People with cystic fibrosis have trouble fighting off germs and bacteria. Bacteria that won’t affect most people can make a person with CF very sick. People with CF must be more careful to avoid illnesses and fight harder to get rid of them.
Everyone has microorganisms, or tiny living things, living in their mouth and throat, but healthy lungs are sealed off. The mucus that builds up in the lungs of a person with CF cannot keep out harmful microorganisms. And once something unhealthy gets into the lung, it is harder to get it out.
Many people with CF live with chronic sinus and lung infection, or infections that are long-lasting or keep coming back. Chronic infection is the main cause of damage in their lungs. Chronic lung infection is the leading cause of death for people with cystic fibrosis, so it’s important that you are proactive about staying healthy.
The common cold and the flu are serious problems for people with CF. Those with CF aren’t more likely to catch these seasonal illnesses, but the illness might last longer or be more severe.
Early in life, children with CF will often catch Staphylococcus aureus and Haemophilus influenza. As they get older, these bacteria are usually replaced with Pseudomonas aeruginosa, a common bacteria that is dangerous for people with CF. Another common source of infection is Methicillin-Resistant Staphylococcus Aureus (MRSA).
Symptoms and Diagnosis for Chronic Sinus and Lung Infection
People who have CF are probably very aware of their health and lung function. If congestion increases or breathing becomes more difficult, you should talk to your doctor. Feeling run down may be your body’s way of saying it is fighting an infection.
Your doctor will be testing your lungs regularly. They may also collect sputum (coughed up mucus) samples or perform other tests to look for infection. If you are between your regular appointments but feel like you might have an infection your doctor isn’t aware of, be sure to talk to them.
Avoidance and Treatment
The easiest infection to fight, is the one you never get. Wash your hands regularly and have antibacterial hand gels available on the go. Stay 6 feet away from sick people or others with cystic fibrosis. People with CF and their loved ones should get flu vaccinations every year.

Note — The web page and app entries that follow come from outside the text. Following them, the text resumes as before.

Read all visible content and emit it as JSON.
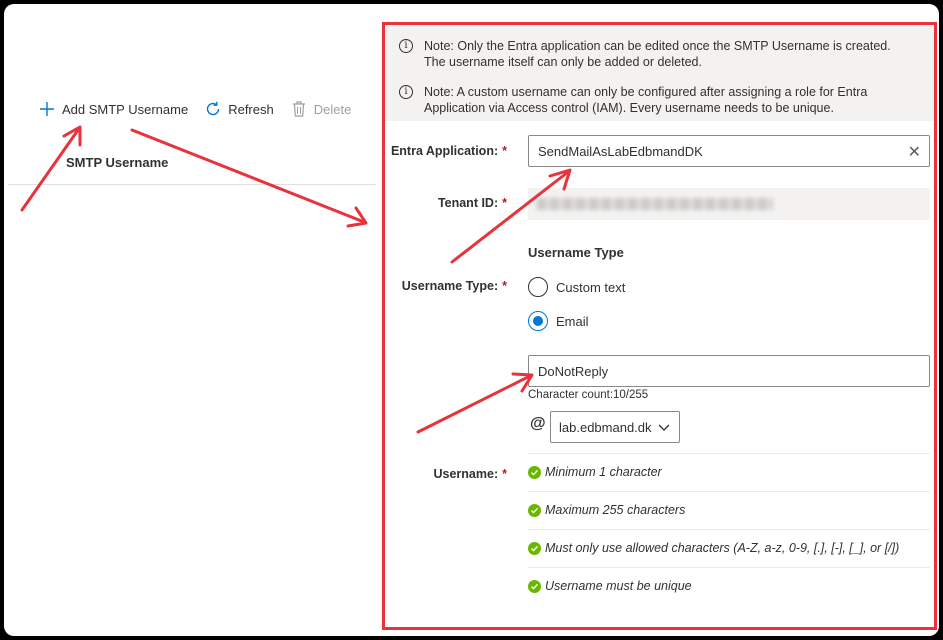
{
  "toolbar": {
    "add_label": "Add SMTP Username",
    "refresh_label": "Refresh",
    "delete_label": "Delete"
  },
  "list": {
    "column_header": "SMTP Username"
  },
  "notes": {
    "note1_line1": "Note: Only the Entra application can be edited once the SMTP Username is created.",
    "note1_line2": "The username itself can only be added or deleted.",
    "note2_line1": "Note: A custom username can only be configured after assigning a role for Entra",
    "note2_line2": "Application via Access control (IAM). Every username needs to be unique."
  },
  "form": {
    "entra_label": "Entra Application:",
    "entra_value": "SendMailAsLabEdbmandDK",
    "tenant_label": "Tenant ID:",
    "username_type_label": "Username Type:",
    "username_type_heading": "Username Type",
    "option_custom": "Custom text",
    "option_email": "Email",
    "selected_option": "Email",
    "username_label": "Username:",
    "username_value": "DoNotReply",
    "char_count": "Character count:10/255",
    "at_symbol": "@",
    "domain_value": "lab.edbmand.dk",
    "required_mark": "*"
  },
  "rules": [
    "Minimum 1 character",
    "Maximum 255 characters",
    "Must only use allowed characters (A-Z, a-z, 0-9, [.], [-], [_], or [/])",
    "Username must be unique"
  ],
  "colors": {
    "accent": "#0078d4",
    "annotation_red": "#e8323c",
    "success_green": "#6bb700"
  }
}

Your doctor will know the best treatment for your infection. There are many antibiotics available; some, like Cayston, are made specifically for people with CF and lung infections. The important thing is to follow your doctor’s instructions to the letter. Multiple-drug-resistant organisms (MDRO) are an enormous problem for people with cystic fibrosis. MDRO are organisms that have adapted so that medicines won’t get rid of them. Always finish the entire round of antibiotics so that the bacteria in your lungs don’t build up a resistance.

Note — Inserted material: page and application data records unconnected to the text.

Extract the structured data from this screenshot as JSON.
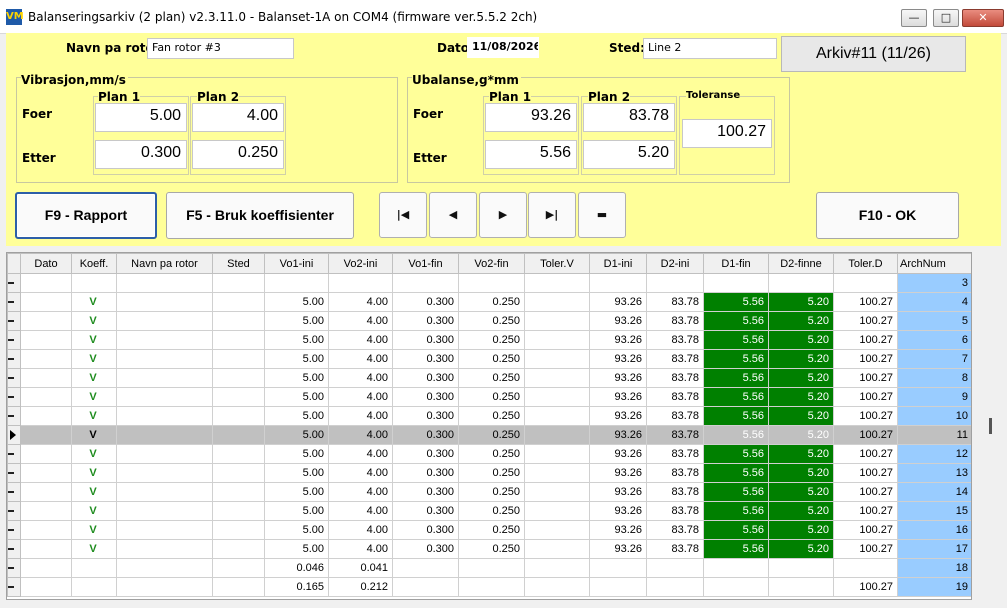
{
  "window": {
    "title": "Balanseringsarkiv (2 plan) v2.3.11.0 - Balanset-1A on COM4 (firmware ver.5.5.2 2ch)",
    "icon": "VM",
    "minimize": "—",
    "maximize": "□",
    "close": "✕"
  },
  "header": {
    "rotor_label": "Navn pa rotor",
    "rotor_value": "Fan rotor #3",
    "date_label": "Dato",
    "date_value": "11/08/2026",
    "place_label": "Sted:",
    "place_value": "Line 2",
    "archive_label": "Arkiv#11 (11/26)"
  },
  "vibration": {
    "title": "Vibrasjon,mm/s",
    "plan1": "Plan 1",
    "plan2": "Plan 2",
    "foer": "Foer",
    "etter": "Etter",
    "foer_p1": "5.00",
    "foer_p2": "4.00",
    "etter_p1": "0.300",
    "etter_p2": "0.250"
  },
  "unbalance": {
    "title": "Ubalanse,g*mm",
    "plan1": "Plan 1",
    "plan2": "Plan 2",
    "tolerance": "Toleranse",
    "foer": "Foer",
    "etter": "Etter",
    "foer_p1": "93.26",
    "foer_p2": "83.78",
    "etter_p1": "5.56",
    "etter_p2": "5.20",
    "tolerance_value": "100.27"
  },
  "buttons": {
    "report": "F9 - Rapport",
    "coefficients": "F5 - Bruk koeffisienter",
    "first": "|◀",
    "prev": "◀",
    "next": "▶",
    "last": "▶|",
    "delete": "▬",
    "ok": "F10 - OK"
  },
  "grid": {
    "columns": [
      "Dato",
      "Koeff.",
      "Navn pa rotor",
      "Sted",
      "Vo1-ini",
      "Vo2-ini",
      "Vo1-fin",
      "Vo2-fin",
      "Toler.V",
      "D1-ini",
      "D2-ini",
      "D1-fin",
      "D2-finne",
      "Toler.D",
      "ArchNum"
    ],
    "rows": [
      {
        "dato": "",
        "koeff": "",
        "navn": "",
        "sted": "",
        "vo1i": "",
        "vo2i": "",
        "vo1f": "",
        "vo2f": "",
        "tolv": "",
        "d1i": "",
        "d2i": "",
        "d1f": "",
        "d2f": "",
        "told": "",
        "arch": "3"
      },
      {
        "dato": "",
        "koeff": "V",
        "navn": "",
        "sted": "",
        "vo1i": "5.00",
        "vo2i": "4.00",
        "vo1f": "0.300",
        "vo2f": "0.250",
        "tolv": "",
        "d1i": "93.26",
        "d2i": "83.78",
        "d1f": "5.56",
        "d2f": "5.20",
        "told": "100.27",
        "arch": "4"
      },
      {
        "dato": "",
        "koeff": "V",
        "navn": "",
        "sted": "",
        "vo1i": "5.00",
        "vo2i": "4.00",
        "vo1f": "0.300",
        "vo2f": "0.250",
        "tolv": "",
        "d1i": "93.26",
        "d2i": "83.78",
        "d1f": "5.56",
        "d2f": "5.20",
        "told": "100.27",
        "arch": "5"
      },
      {
        "dato": "",
        "koeff": "V",
        "navn": "",
        "sted": "",
        "vo1i": "5.00",
        "vo2i": "4.00",
        "vo1f": "0.300",
        "vo2f": "0.250",
        "tolv": "",
        "d1i": "93.26",
        "d2i": "83.78",
        "d1f": "5.56",
        "d2f": "5.20",
        "told": "100.27",
        "arch": "6"
      },
      {
        "dato": "",
        "koeff": "V",
        "navn": "",
        "sted": "",
        "vo1i": "5.00",
        "vo2i": "4.00",
        "vo1f": "0.300",
        "vo2f": "0.250",
        "tolv": "",
        "d1i": "93.26",
        "d2i": "83.78",
        "d1f": "5.56",
        "d2f": "5.20",
        "told": "100.27",
        "arch": "7"
      },
      {
        "dato": "",
        "koeff": "V",
        "navn": "",
        "sted": "",
        "vo1i": "5.00",
        "vo2i": "4.00",
        "vo1f": "0.300",
        "vo2f": "0.250",
        "tolv": "",
        "d1i": "93.26",
        "d2i": "83.78",
        "d1f": "5.56",
        "d2f": "5.20",
        "told": "100.27",
        "arch": "8"
      },
      {
        "dato": "",
        "koeff": "V",
        "navn": "",
        "sted": "",
        "vo1i": "5.00",
        "vo2i": "4.00",
        "vo1f": "0.300",
        "vo2f": "0.250",
        "tolv": "",
        "d1i": "93.26",
        "d2i": "83.78",
        "d1f": "5.56",
        "d2f": "5.20",
        "told": "100.27",
        "arch": "9"
      },
      {
        "dato": "",
        "koeff": "V",
        "navn": "",
        "sted": "",
        "vo1i": "5.00",
        "vo2i": "4.00",
        "vo1f": "0.300",
        "vo2f": "0.250",
        "tolv": "",
        "d1i": "93.26",
        "d2i": "83.78",
        "d1f": "5.56",
        "d2f": "5.20",
        "told": "100.27",
        "arch": "10"
      },
      {
        "dato": "",
        "koeff": "V",
        "navn": "",
        "sted": "",
        "vo1i": "5.00",
        "vo2i": "4.00",
        "vo1f": "0.300",
        "vo2f": "0.250",
        "tolv": "",
        "d1i": "93.26",
        "d2i": "83.78",
        "d1f": "5.56",
        "d2f": "5.20",
        "told": "100.27",
        "arch": "11",
        "selected": true
      },
      {
        "dato": "",
        "koeff": "V",
        "navn": "",
        "sted": "",
        "vo1i": "5.00",
        "vo2i": "4.00",
        "vo1f": "0.300",
        "vo2f": "0.250",
        "tolv": "",
        "d1i": "93.26",
        "d2i": "83.78",
        "d1f": "5.56",
        "d2f": "5.20",
        "told": "100.27",
        "arch": "12"
      },
      {
        "dato": "",
        "koeff": "V",
        "navn": "",
        "sted": "",
        "vo1i": "5.00",
        "vo2i": "4.00",
        "vo1f": "0.300",
        "vo2f": "0.250",
        "tolv": "",
        "d1i": "93.26",
        "d2i": "83.78",
        "d1f": "5.56",
        "d2f": "5.20",
        "told": "100.27",
        "arch": "13"
      },
      {
        "dato": "",
        "koeff": "V",
        "navn": "",
        "sted": "",
        "vo1i": "5.00",
        "vo2i": "4.00",
        "vo1f": "0.300",
        "vo2f": "0.250",
        "tolv": "",
        "d1i": "93.26",
        "d2i": "83.78",
        "d1f": "5.56",
        "d2f": "5.20",
        "told": "100.27",
        "arch": "14"
      },
      {
        "dato": "",
        "koeff": "V",
        "navn": "",
        "sted": "",
        "vo1i": "5.00",
        "vo2i": "4.00",
        "vo1f": "0.300",
        "vo2f": "0.250",
        "tolv": "",
        "d1i": "93.26",
        "d2i": "83.78",
        "d1f": "5.56",
        "d2f": "5.20",
        "told": "100.27",
        "arch": "15"
      },
      {
        "dato": "",
        "koeff": "V",
        "navn": "",
        "sted": "",
        "vo1i": "5.00",
        "vo2i": "4.00",
        "vo1f": "0.300",
        "vo2f": "0.250",
        "tolv": "",
        "d1i": "93.26",
        "d2i": "83.78",
        "d1f": "5.56",
        "d2f": "5.20",
        "told": "100.27",
        "arch": "16"
      },
      {
        "dato": "",
        "koeff": "V",
        "navn": "",
        "sted": "",
        "vo1i": "5.00",
        "vo2i": "4.00",
        "vo1f": "0.300",
        "vo2f": "0.250",
        "tolv": "",
        "d1i": "93.26",
        "d2i": "83.78",
        "d1f": "5.56",
        "d2f": "5.20",
        "told": "100.27",
        "arch": "17"
      },
      {
        "dato": "",
        "koeff": "",
        "navn": "",
        "sted": "",
        "vo1i": "0.046",
        "vo2i": "0.041",
        "vo1f": "",
        "vo2f": "",
        "tolv": "",
        "d1i": "",
        "d2i": "",
        "d1f": "",
        "d2f": "",
        "told": "",
        "arch": "18"
      },
      {
        "dato": "",
        "koeff": "",
        "navn": "",
        "sted": "",
        "vo1i": "0.165",
        "vo2i": "0.212",
        "vo1f": "",
        "vo2f": "",
        "tolv": "",
        "d1i": "",
        "d2i": "",
        "d1f": "",
        "d2f": "",
        "told": "100.27",
        "arch": "19"
      }
    ]
  },
  "colors": {
    "panel_bg": "#ffff99",
    "fin_cell_bg": "#008000",
    "archnum_bg": "#99ccff",
    "selected_row_bg": "#c0c0c0",
    "koeff_check": "#1e8c1e"
  }
}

By working with your doctor and following their instructions, you can manage infection and protect your lungs.
Learn About Controlling Infection. Cystic Fibrosis Foundation. July 20, 2012. Accessed March 13, 2015.
Lyczak J, Cannon C, and Pier G. Lung Infections Associated with Cystic Fibrosis. National Center for Biotechnology Information. April 15, 2002. Accessed March 13, 2015.
Alma L. The Most Common Organisms in Cystic Fibrosis Lung Infections. About.com. April 30, 2014. Accessed March 13, 2015.